Bogus beef. Fake fish. Dodgy vodka.
A survey of fish by the authority in 2011 found that almost one in five products was labelled incorrectly. Of the 111 samples analysed, almost a fifth were labelled as cod when in fact they contained cheaper fish, such as pollock or smelt.
Take-aways were the worst offenders with almost a third of fish on sale mislabelled. Another investigation involving genetic testing found that wild salmon was actually farmed salmon.
This may sound familiar: more than 10 years ago, the authority took 30 samples of chicken fillets imported from the Netherlands and found foreign DNA in 17 samples. Seven contained DNA from cattle, seven contained pig DNA, and three chicken samples contained both cattle and pig.
Another investigation by the authority found that five out of 20 randomly selected Irish honeys were not Irish. How could it tell? The pollens found in the honey came from plants such as eucalyptus and echium – plants you wouldn’t expect to see in Irish gardens.
Eating Chinese honey when you believe it to be Irish honey is not going to kill you, but some cases of food fraud have involved multiple deaths. The Czech Republic is still dealing with the fallout from last year’s contamination of alcohol products with industrial methanol. It was blamed for about 40 deaths in the Czech Republic and elsewhere.
The counterfeit vodka and rum was sold in markets, restaurants and pubs and led to a ban on the sale of drinks with an alcohol content above 20 per cent.

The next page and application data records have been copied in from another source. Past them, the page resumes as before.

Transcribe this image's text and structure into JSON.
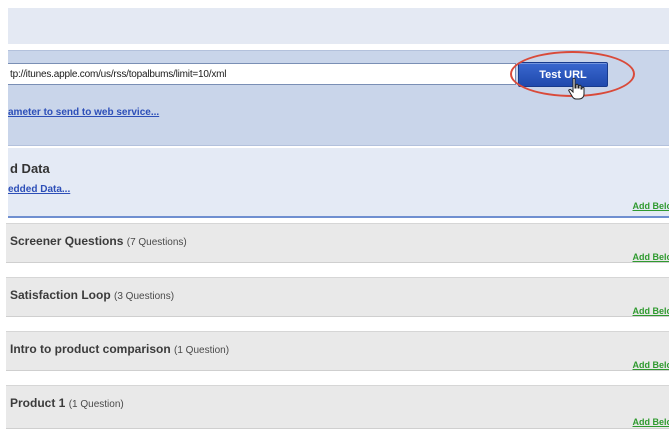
{
  "url_panel": {
    "url_value": "tp://itunes.apple.com/us/rss/topalbums/limit=10/xml",
    "test_button_label": "Test URL",
    "param_link": "ameter to send to web service..."
  },
  "embedded": {
    "title": "d Data",
    "link": "edded Data...",
    "add_below": "Add Below"
  },
  "sections": [
    {
      "title": "Screener Questions",
      "count": "(7 Questions)",
      "add_below": "Add Below"
    },
    {
      "title": "Satisfaction Loop",
      "count": "(3 Questions)",
      "add_below": "Add Below"
    },
    {
      "title": "Intro to product comparison",
      "count": "(1 Question)",
      "add_below": "Add Below"
    },
    {
      "title": "Product 1",
      "count": "(1 Question)",
      "add_below": "Add Below"
    }
  ],
  "colors": {
    "accent_button": "#2a56bd",
    "highlight_ring": "#d94a3a",
    "link_blue": "#2d4fb8",
    "link_green": "#2f9a2f"
  },
  "icons": {
    "cursor": "hand-pointer-icon"
  }
}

In a scandal in China in 2008, melamine in infant formula killed at least six babies and sickened hundreds of thousands. The chemical, which causes kidney stones in young children, was added to milk to artificially enhance protein readings.
In an attempt to identify problematic food ingredients, the US Pharmacopeial Convention has set up a database – foodfraud.org– that gathers incidents of food fraud from all over the world. Its records show cases of melamine adulteration dating back to 1979, so if the database had existed earlier, perhaps the infant formula scandal would never have happened.
Prof Reilly says these food scandals have one thing in common: people are boosting profits by using cheaper raw materials. This was the reason the FSAI decided to carry out DNA testing of beef products. “It was against a background of increasing prices of raw materials used in food and animal-feed manufacture, and the global sourcing of ingredients. This can lead to a temptation to cut corners and to substitute cheaper raw materials for higher-priced ingredients,” Reilly says. And the longer the food supply chain, the higher the risk that something may go wrong.
He believes these scandals highlight the need for a robust food-control system that puts consumers’ interests first.
He says DNA testing will become the norm in Europe, if not globally, as a result of the horse-meat scandal. But he suspects fraudsters will always exist. “Food fraud will probably always be with us because of the nature of some people. If they think they can put something cheaper on the market, whether it’s a fake watch or TV, they will.”